= Beginning of Section =
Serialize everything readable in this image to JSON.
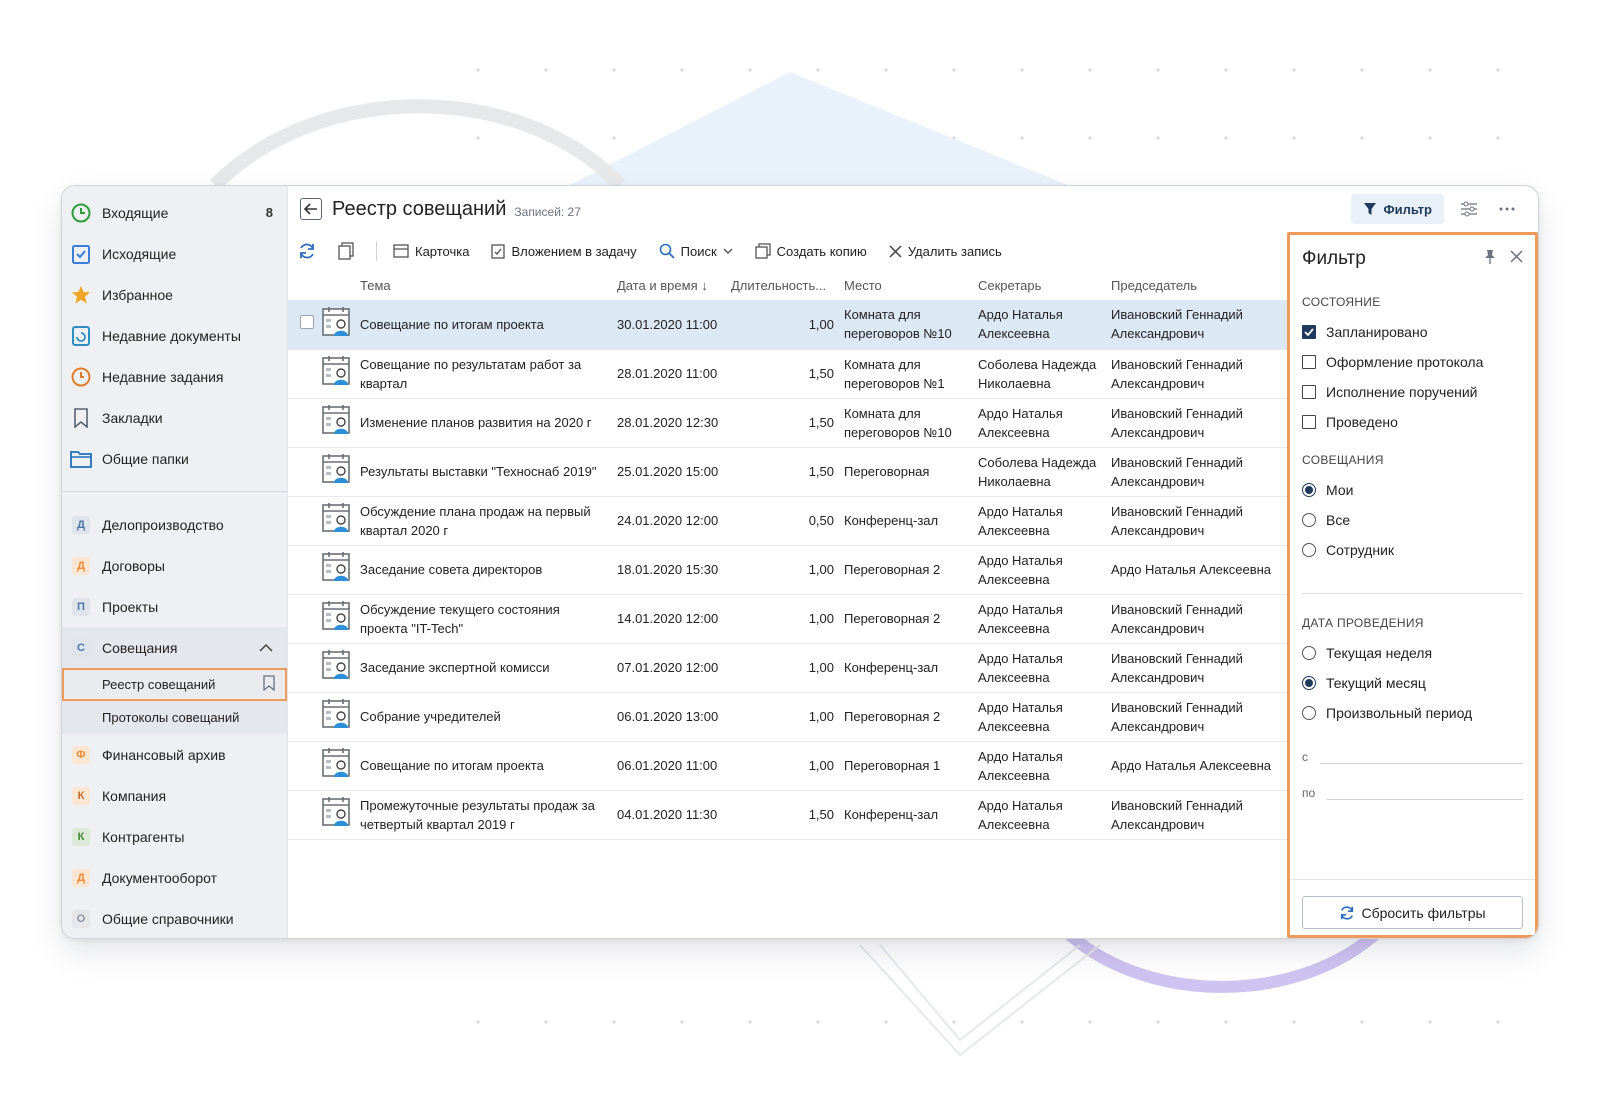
{
  "sidebar": {
    "top_items": [
      {
        "label": "Входящие",
        "badge": "8",
        "icon": "clock-icon"
      },
      {
        "label": "Исходящие",
        "icon": "checklist-icon"
      },
      {
        "label": "Избранное",
        "icon": "star-icon"
      },
      {
        "label": "Недавние документы",
        "icon": "recent-doc-icon"
      },
      {
        "label": "Недавние задания",
        "icon": "recent-task-icon"
      },
      {
        "label": "Закладки",
        "icon": "bookmark-icon"
      },
      {
        "label": "Общие папки",
        "icon": "folder-icon"
      }
    ],
    "modules": [
      {
        "letter": "Д",
        "label": "Делопроизводство"
      },
      {
        "letter": "Д",
        "label": "Договоры"
      },
      {
        "letter": "П",
        "label": "Проекты"
      },
      {
        "letter": "С",
        "label": "Совещания"
      },
      {
        "letter": "Ф",
        "label": "Финансовый архив"
      },
      {
        "letter": "К",
        "label": "Компания"
      },
      {
        "letter": "К",
        "label": "Контрагенты"
      },
      {
        "letter": "Д",
        "label": "Документооборот"
      },
      {
        "letter": "О",
        "label": "Общие справочники"
      }
    ],
    "sub_items": [
      "Реестр совещаний",
      "Протоколы совещаний"
    ]
  },
  "header": {
    "title": "Реестр совещаний",
    "records": "Записей: 27",
    "filter_label": "Фильтр"
  },
  "toolbar": {
    "card": "Карточка",
    "attach_task": "Вложением в задачу",
    "search": "Поиск",
    "copy": "Создать копию",
    "delete": "Удалить запись"
  },
  "table": {
    "columns": [
      "Тема",
      "Дата и время ↓",
      "Длительность...",
      "Место",
      "Секретарь",
      "Председатель"
    ],
    "rows": [
      {
        "topic": "Совещание по итогам проекта",
        "date": "30.01.2020 11:00",
        "dur": "1,00",
        "place": "Комната для переговоров №10",
        "secretary": "Ардо Наталья Алексеевна",
        "chair": "Ивановский Геннадий Александрович"
      },
      {
        "topic": "Совещание по результатам работ за квартал",
        "date": "28.01.2020 11:00",
        "dur": "1,50",
        "place": "Комната для переговоров №1",
        "secretary": "Соболева Надежда Николаевна",
        "chair": "Ивановский Геннадий Александрович"
      },
      {
        "topic": "Изменение планов развития на 2020 г",
        "date": "28.01.2020 12:30",
        "dur": "1,50",
        "place": "Комната для переговоров №10",
        "secretary": "Ардо Наталья Алексеевна",
        "chair": "Ивановский Геннадий Александрович"
      },
      {
        "topic": "Результаты выставки \"Техноснаб 2019\"",
        "date": "25.01.2020 15:00",
        "dur": "1,50",
        "place": "Переговорная",
        "secretary": "Соболева Надежда Николаевна",
        "chair": "Ивановский Геннадий Александрович"
      },
      {
        "topic": "Обсуждение плана продаж на первый квартал 2020 г",
        "date": "24.01.2020 12:00",
        "dur": "0,50",
        "place": "Конференц-зал",
        "secretary": "Ардо Наталья Алексеевна",
        "chair": "Ивановский Геннадий Александрович"
      },
      {
        "topic": "Заседание совета директоров",
        "date": "18.01.2020 15:30",
        "dur": "1,00",
        "place": "Переговорная 2",
        "secretary": "Ардо Наталья Алексеевна",
        "chair": "Ардо Наталья Алексеевна"
      },
      {
        "topic": "Обсуждение текущего состояния проекта \"IT-Tech\"",
        "date": "14.01.2020 12:00",
        "dur": "1,00",
        "place": "Переговорная 2",
        "secretary": "Ардо Наталья Алексеевна",
        "chair": "Ивановский Геннадий Александрович"
      },
      {
        "topic": "Заседание экспертной комисси",
        "date": "07.01.2020 12:00",
        "dur": "1,00",
        "place": "Конференц-зал",
        "secretary": "Ардо Наталья Алексеевна",
        "chair": "Ивановский Геннадий Александрович"
      },
      {
        "topic": "Собрание учредителей",
        "date": "06.01.2020 13:00",
        "dur": "1,00",
        "place": "Переговорная 2",
        "secretary": "Ардо Наталья Алексеевна",
        "chair": "Ивановский Геннадий Александрович"
      },
      {
        "topic": "Совещание по итогам проекта",
        "date": "06.01.2020 11:00",
        "dur": "1,00",
        "place": "Переговорная 1",
        "secretary": "Ардо Наталья Алексеевна",
        "chair": "Ардо Наталья Алексеевна"
      },
      {
        "topic": "Промежуточные результаты продаж за четвертый квартал 2019 г",
        "date": "04.01.2020 11:30",
        "dur": "1,50",
        "place": "Конференц-зал",
        "secretary": "Ардо Наталья Алексеевна",
        "chair": "Ивановский Геннадий Александрович"
      }
    ]
  },
  "filter": {
    "title": "Фильтр",
    "state_section": "СОСТОЯНИЕ",
    "state_options": [
      {
        "label": "Запланировано",
        "checked": true
      },
      {
        "label": "Оформление протокола",
        "checked": false
      },
      {
        "label": "Исполнение поручений",
        "checked": false
      },
      {
        "label": "Проведено",
        "checked": false
      }
    ],
    "meetings_section": "СОВЕЩАНИЯ",
    "meetings_options": [
      {
        "label": "Мои",
        "checked": true
      },
      {
        "label": "Все",
        "checked": false
      },
      {
        "label": "Сотрудник",
        "checked": false
      }
    ],
    "date_section": "ДАТА ПРОВЕДЕНИЯ",
    "date_options": [
      {
        "label": "Текущая неделя",
        "checked": false
      },
      {
        "label": "Текущий месяц",
        "checked": true
      },
      {
        "label": "Произвольный период",
        "checked": false
      }
    ],
    "from_label": "с",
    "to_label": "по",
    "reset_label": "Сбросить фильтры"
  },
  "colors": {
    "accent": "#1f3a5c",
    "highlight": "#ee9a5a",
    "selected_row": "#dde8f5"
  }
}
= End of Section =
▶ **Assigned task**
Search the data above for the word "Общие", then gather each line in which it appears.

▶ **Solution below**
        "label": "Общие папки",
        "label": "Общие справочники"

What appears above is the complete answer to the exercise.